People dressed in period costumes take part in the “Fetes Galantes” fancy dress evening at the “galerie des glaces” in the Chateau de Versailles on May 27, 2019.

I first started making historically-inspired clothing in university, mostly as costuming for various live-action roleplaying games (if you’re pretending to be a 500-year-old vampire, part of the fun is dressing the part!). That tapered off over the years, largely due to a lack of opportunities to wear most of these creations. Victorian ballgowns may be stunning, but they’re a bit much for a trip to the grocery store. Instead I turned my sewing time towards Japanese lolita fashion, which draws heavily from Rococo and Victorian styles but in a more wearable, modern manner.

Attending a large-scale historical costuming event has been a bucket list item for me for many years, both for the excuse to make a truly elaborate gown and the opportunity to step back in time for just a moment. The annual Fête Galantes event at Versailles was of particular interest, since it focuses on recreating many aspects of 18th court life, from private opera concerts and formalized dances to parlour games and period music. It’s one of the few times each year that wearing historical garb to the palace is permitted; the evening begins at 7 pm and ends at midnight with period-authentic fireworks. Several of my friends, including Aimee and Jo (OctaveKitten), attended last year and had nothing but praise for the event.

I was still hesitant when my friend Queenie, who recently moved back to Paris, proposed a group outing to the 2020 event, however. Attending is not an inexpensive proposition, between the clothes, the ticket and the travel from North America to Europe. Was it really worthwhile for a single night of fantasy? For all the historical aspects, any modern recreation event is still a work of illusion: the pomp and prettiness without all the ugly underpinnings of that era’s reality.

(on a tangential note, this is why the Ragged Victorians are one of my favorite historical recreation groups, with their focus on lower-class life in 1850s England.)

All that said, the chance to indulge in a night of reverie with a few dear friends, and build the ballgown of my dreams was too great a temptation. Our tickets are bought, our Versailles hotel booked, and our outfit foundations are being laid (literally – 18th century dress has complex underpinnings which we’ve already started either buying or making!).

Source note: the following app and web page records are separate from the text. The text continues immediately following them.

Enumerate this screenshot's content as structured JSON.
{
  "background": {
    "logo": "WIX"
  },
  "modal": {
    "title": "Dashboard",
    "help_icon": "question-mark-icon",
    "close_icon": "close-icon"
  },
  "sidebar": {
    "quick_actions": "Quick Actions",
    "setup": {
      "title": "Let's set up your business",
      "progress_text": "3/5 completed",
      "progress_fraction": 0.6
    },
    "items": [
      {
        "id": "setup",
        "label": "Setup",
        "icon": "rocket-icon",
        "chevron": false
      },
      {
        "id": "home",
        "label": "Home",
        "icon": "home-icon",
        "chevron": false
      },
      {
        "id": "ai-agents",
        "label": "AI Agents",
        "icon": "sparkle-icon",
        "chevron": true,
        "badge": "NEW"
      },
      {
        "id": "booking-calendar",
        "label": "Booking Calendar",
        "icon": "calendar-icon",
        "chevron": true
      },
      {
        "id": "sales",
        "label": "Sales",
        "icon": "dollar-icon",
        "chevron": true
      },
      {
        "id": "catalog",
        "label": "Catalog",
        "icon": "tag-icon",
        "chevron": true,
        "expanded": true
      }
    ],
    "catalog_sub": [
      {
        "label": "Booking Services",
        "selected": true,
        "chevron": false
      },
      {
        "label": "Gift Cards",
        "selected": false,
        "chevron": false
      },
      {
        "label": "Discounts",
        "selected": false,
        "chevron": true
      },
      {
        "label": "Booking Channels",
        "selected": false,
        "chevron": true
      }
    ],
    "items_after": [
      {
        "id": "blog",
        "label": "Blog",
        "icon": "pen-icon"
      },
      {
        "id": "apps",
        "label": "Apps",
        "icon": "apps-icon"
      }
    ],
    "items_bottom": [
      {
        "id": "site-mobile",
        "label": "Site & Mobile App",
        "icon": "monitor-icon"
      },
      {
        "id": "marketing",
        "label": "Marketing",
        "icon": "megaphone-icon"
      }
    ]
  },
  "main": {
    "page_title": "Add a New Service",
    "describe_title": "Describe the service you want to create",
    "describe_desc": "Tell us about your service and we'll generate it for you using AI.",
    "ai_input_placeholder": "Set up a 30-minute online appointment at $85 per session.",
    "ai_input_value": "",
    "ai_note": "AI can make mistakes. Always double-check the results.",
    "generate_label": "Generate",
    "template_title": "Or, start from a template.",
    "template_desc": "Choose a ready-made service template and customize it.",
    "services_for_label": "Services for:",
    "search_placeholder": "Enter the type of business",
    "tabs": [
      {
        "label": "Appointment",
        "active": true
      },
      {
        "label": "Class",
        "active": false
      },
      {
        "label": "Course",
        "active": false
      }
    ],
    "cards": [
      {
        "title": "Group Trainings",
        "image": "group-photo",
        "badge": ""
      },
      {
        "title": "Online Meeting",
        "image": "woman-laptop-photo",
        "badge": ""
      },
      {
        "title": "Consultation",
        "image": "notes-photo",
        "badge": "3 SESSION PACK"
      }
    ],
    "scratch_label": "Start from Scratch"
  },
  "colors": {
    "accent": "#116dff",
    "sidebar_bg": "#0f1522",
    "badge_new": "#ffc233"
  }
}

I’ll be doing my best to document my outfit-in-progress on this site, using the tag “fetes-galantes“. My goal is to have the necessaries like the hoop skirt, stays (an 18thC version of a corset) and chemise done by the end of January, giving me 4-5 months to slowly complete my gown and design a suitable hairstyle to match (the event itself takes place on June 1st). It’s been a while since I tackled such a large and complicated sewing project, so please wish me bonne chance!

Dancers bow in the Hall of Mirrors at Versailles during Fetes Galantes 2017.
Dancers bow in the Hall of Mirrors at Versailles during Fetes Galantes 2017.